### Extracted information

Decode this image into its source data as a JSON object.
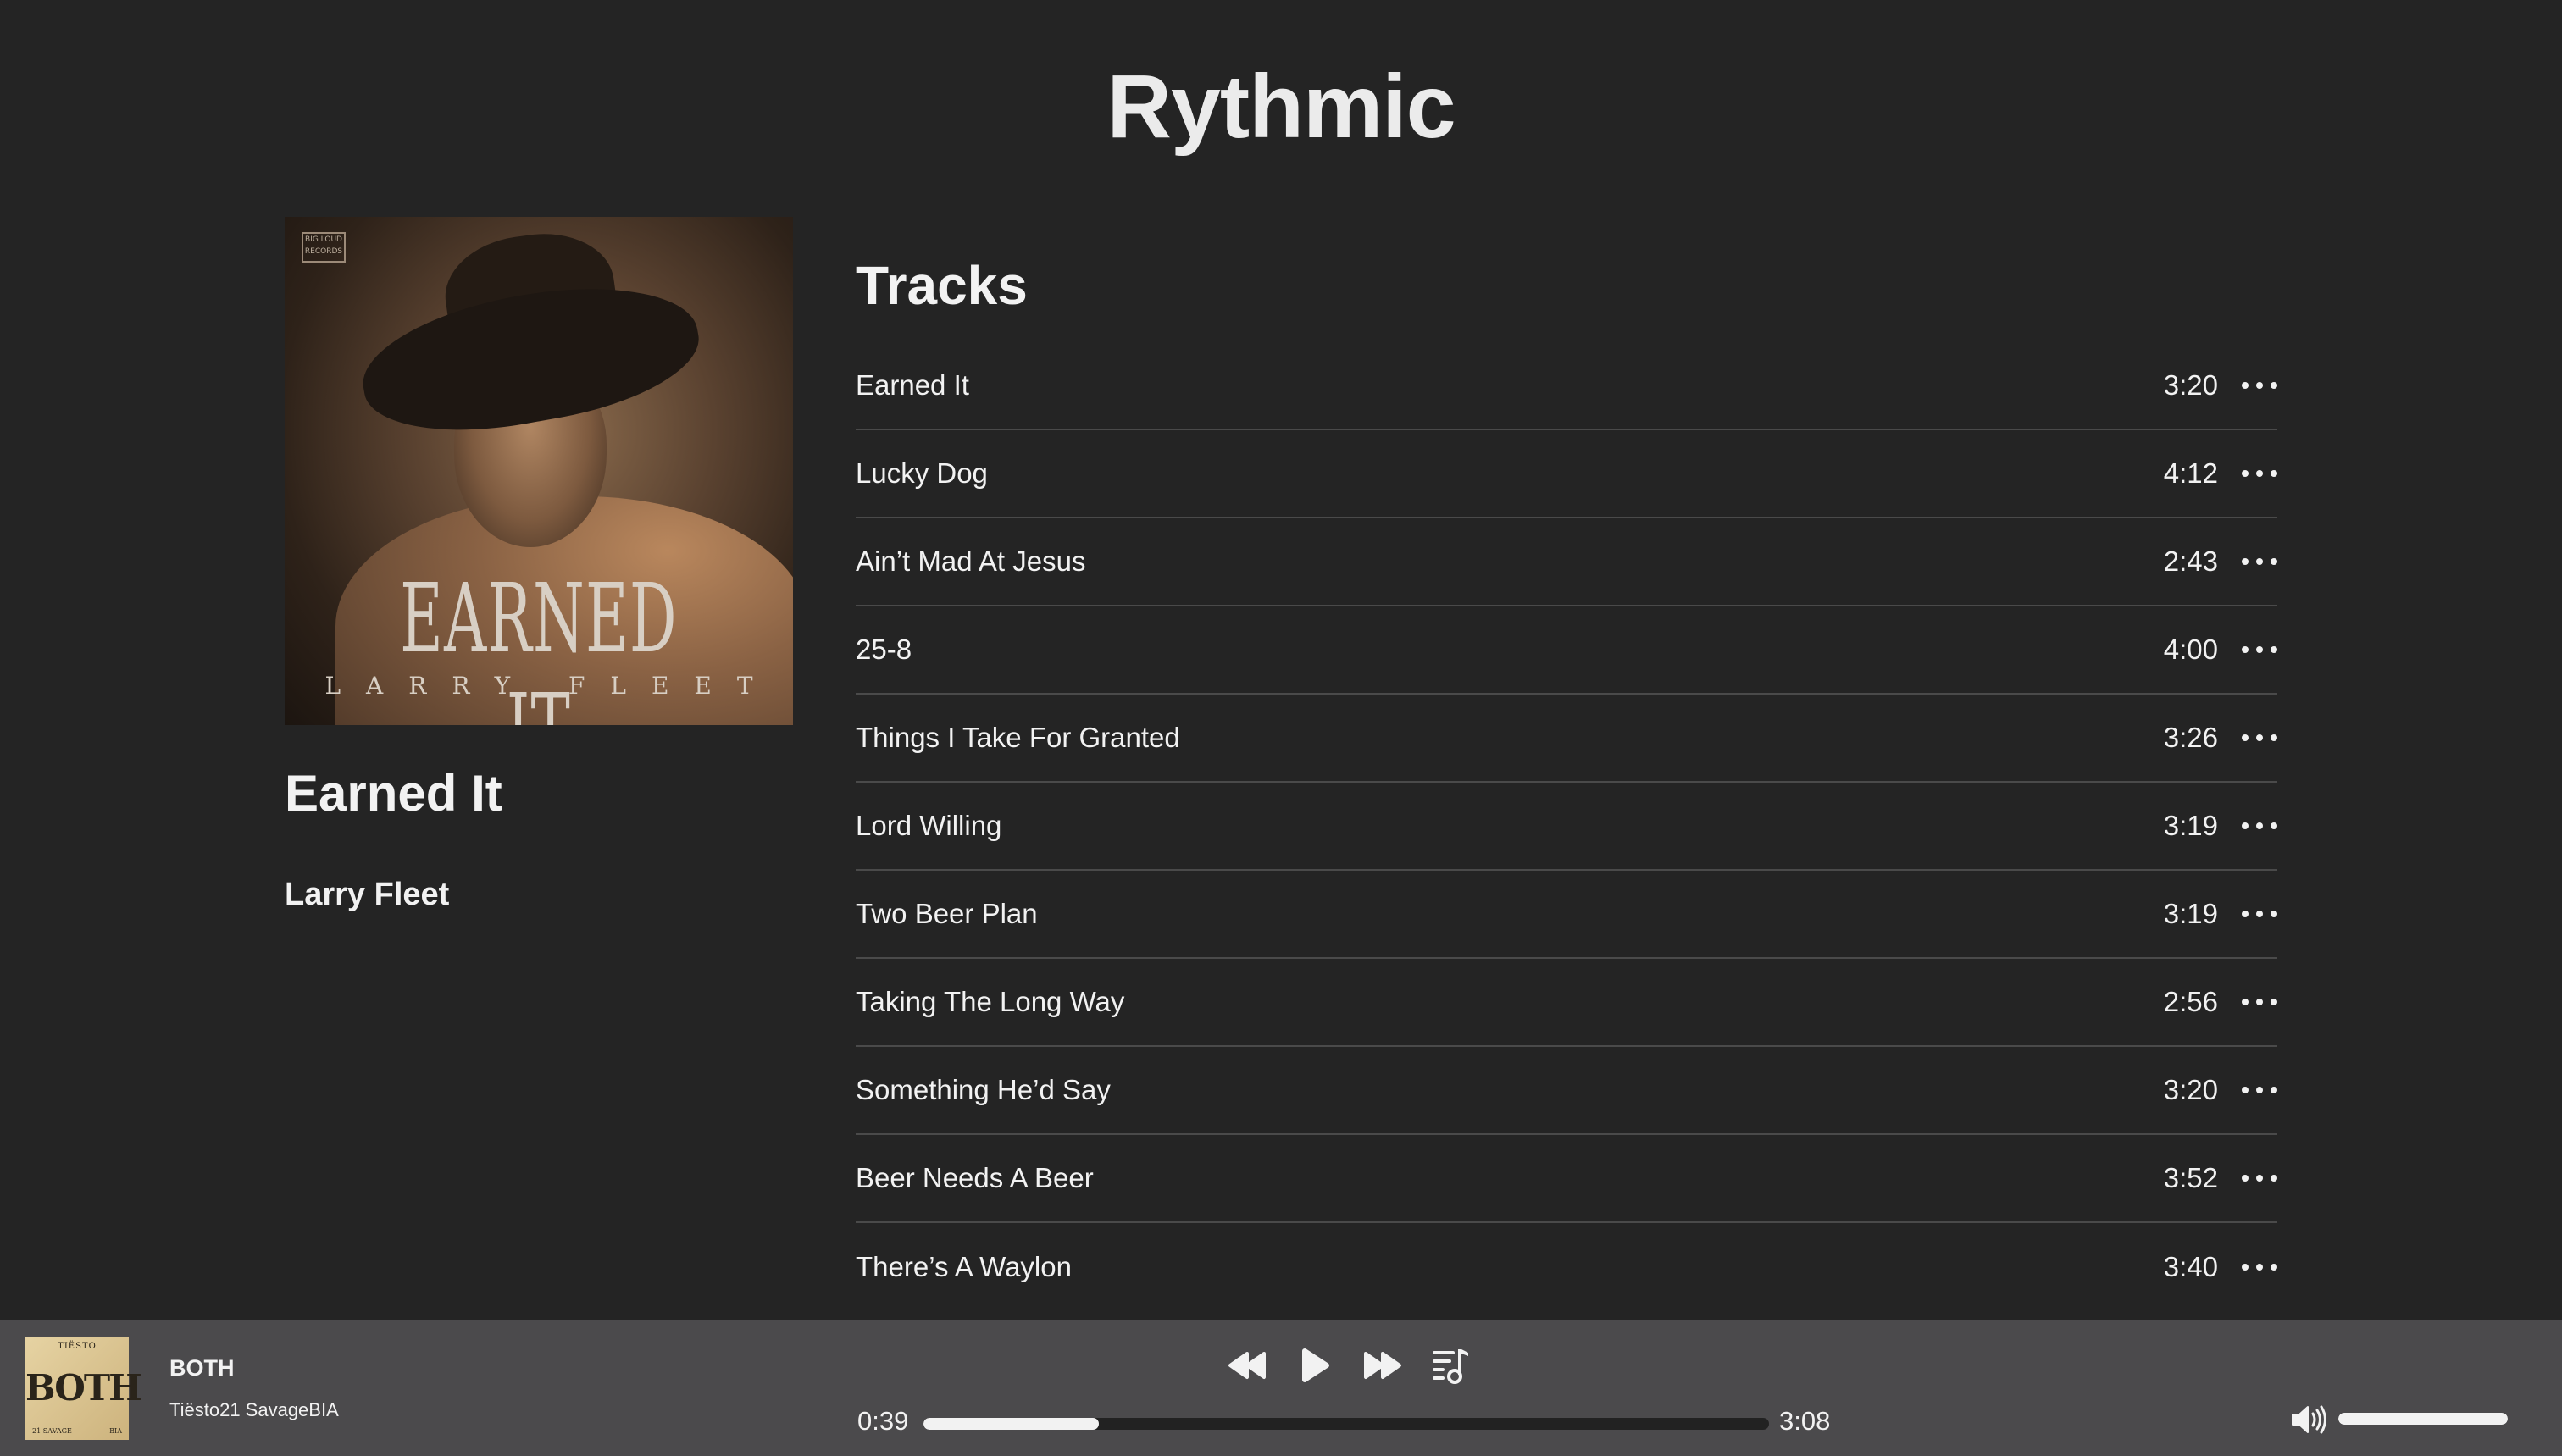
{
  "app": {
    "title": "Rythmic"
  },
  "album": {
    "cover_title": "EARNED IT",
    "cover_artist": "LARRY FLEET",
    "cover_label": "BIG LOUD RECORDS",
    "name": "Earned It",
    "artist": "Larry Fleet"
  },
  "tracks": {
    "heading": "Tracks",
    "items": [
      {
        "name": "Earned It",
        "duration": "3:20"
      },
      {
        "name": "Lucky Dog",
        "duration": "4:12"
      },
      {
        "name": "Ain’t Mad At Jesus",
        "duration": "2:43"
      },
      {
        "name": "25-8",
        "duration": "4:00"
      },
      {
        "name": "Things I Take For Granted",
        "duration": "3:26"
      },
      {
        "name": "Lord Willing",
        "duration": "3:19"
      },
      {
        "name": "Two Beer Plan",
        "duration": "3:19"
      },
      {
        "name": "Taking The Long Way",
        "duration": "2:56"
      },
      {
        "name": "Something He’d Say",
        "duration": "3:20"
      },
      {
        "name": "Beer Needs A Beer",
        "duration": "3:52"
      },
      {
        "name": "There’s A Waylon",
        "duration": "3:40"
      }
    ]
  },
  "player": {
    "art_text": {
      "top": "TIËSTO",
      "title": "BOTH",
      "left": "21 SAVAGE",
      "right": "BIA"
    },
    "title": "BOTH",
    "artist": "Tiësto21 SavageBIA",
    "current_time": "0:39",
    "total_time": "3:08",
    "progress_fraction": 0.207,
    "volume_fraction": 1.0,
    "icons": [
      "rewind-icon",
      "play-icon",
      "fast-forward-icon",
      "queue-icon",
      "volume-icon",
      "more-icon"
    ]
  },
  "colors": {
    "background": "#242424",
    "player_bar": "#4b4a4c",
    "text": "#f2f2f2",
    "divider": "#4a4a4a"
  }
}
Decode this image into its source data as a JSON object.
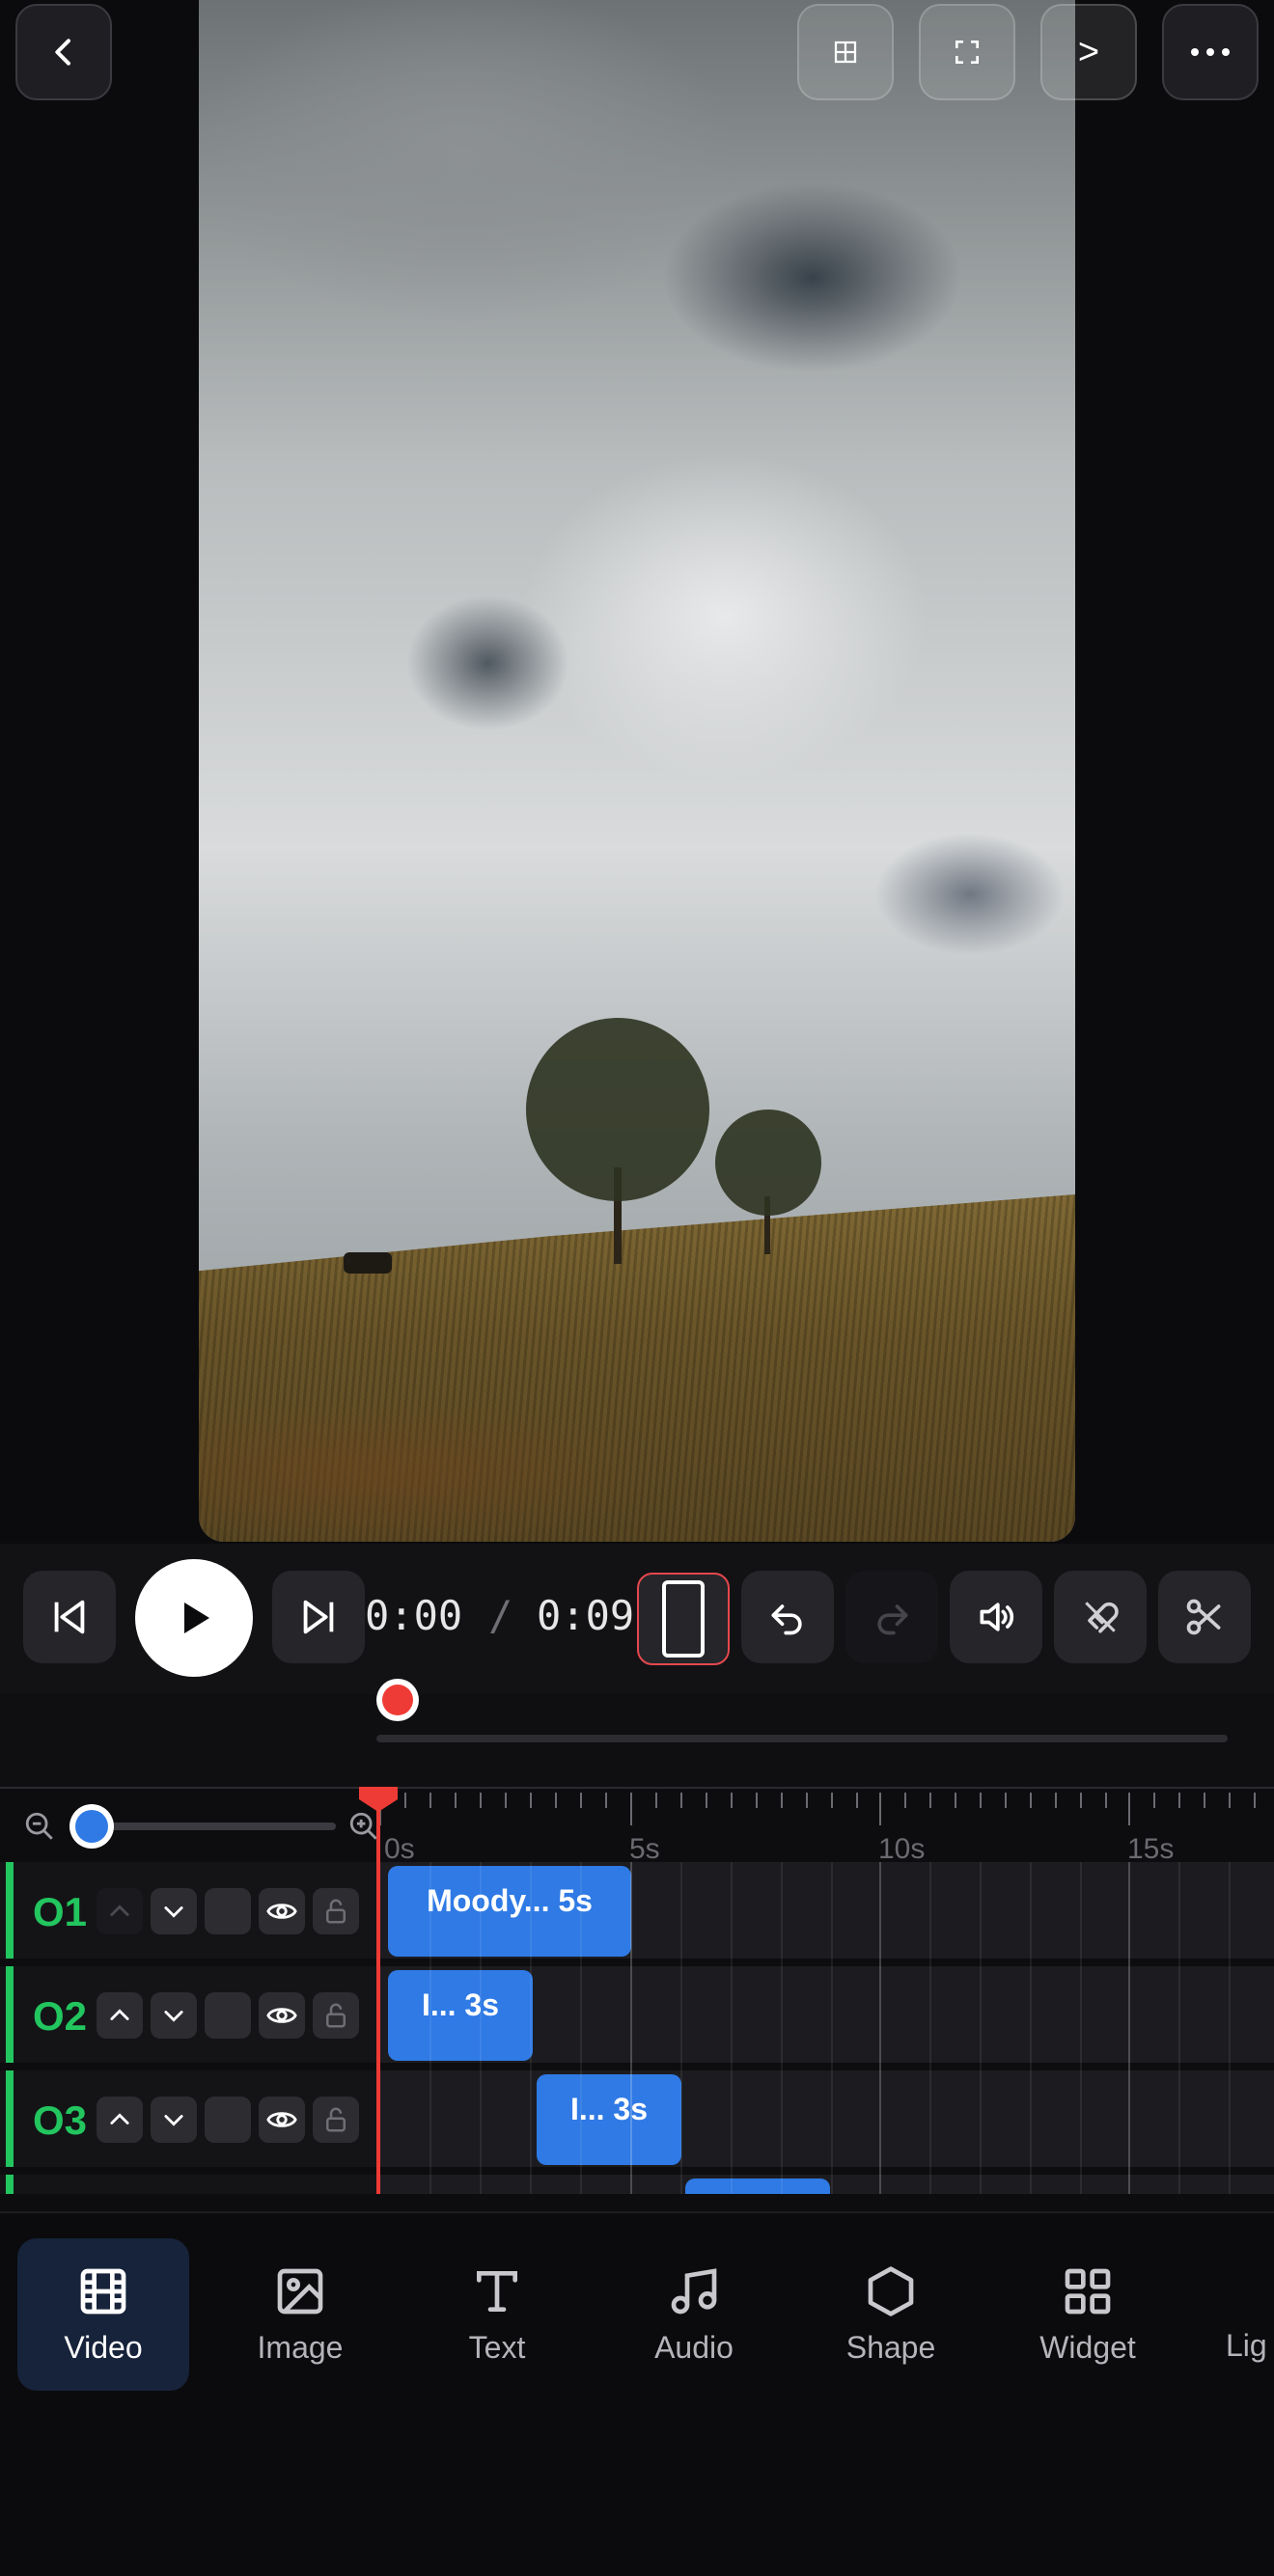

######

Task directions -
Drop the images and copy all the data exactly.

Answer space -
Decode this image into its source data as a JSON object.
{
  "app": {
    "title": "Rythmic"
  },
  "album": {
    "cover_title": "EARNED IT",
    "cover_artist": "LARRY FLEET",
    "cover_label": "BIG LOUD RECORDS",
    "name": "Earned It",
    "artist": "Larry Fleet"
  },
  "tracks": {
    "heading": "Tracks",
    "items": [
      {
        "name": "Earned It",
        "duration": "3:20"
      },
      {
        "name": "Lucky Dog",
        "duration": "4:12"
      },
      {
        "name": "Ain’t Mad At Jesus",
        "duration": "2:43"
      },
      {
        "name": "25-8",
        "duration": "4:00"
      },
      {
        "name": "Things I Take For Granted",
        "duration": "3:26"
      },
      {
        "name": "Lord Willing",
        "duration": "3:19"
      },
      {
        "name": "Two Beer Plan",
        "duration": "3:19"
      },
      {
        "name": "Taking The Long Way",
        "duration": "2:56"
      },
      {
        "name": "Something He’d Say",
        "duration": "3:20"
      },
      {
        "name": "Beer Needs A Beer",
        "duration": "3:52"
      },
      {
        "name": "There’s A Waylon",
        "duration": "3:40"
      }
    ]
  },
  "player": {
    "art_text": {
      "top": "TIËSTO",
      "title": "BOTH",
      "left": "21 SAVAGE",
      "right": "BIA"
    },
    "title": "BOTH",
    "artist": "Tiësto21 SavageBIA",
    "current_time": "0:39",
    "total_time": "3:08",
    "progress_fraction": 0.207,
    "volume_fraction": 1.0,
    "icons": [
      "rewind-icon",
      "play-icon",
      "fast-forward-icon",
      "queue-icon",
      "volume-icon",
      "more-icon"
    ]
  },
  "colors": {
    "background": "#242424",
    "player_bar": "#4b4a4c",
    "text": "#f2f2f2",
    "divider": "#4a4a4a"
  }
}
Decode this image into its source data as a JSON object.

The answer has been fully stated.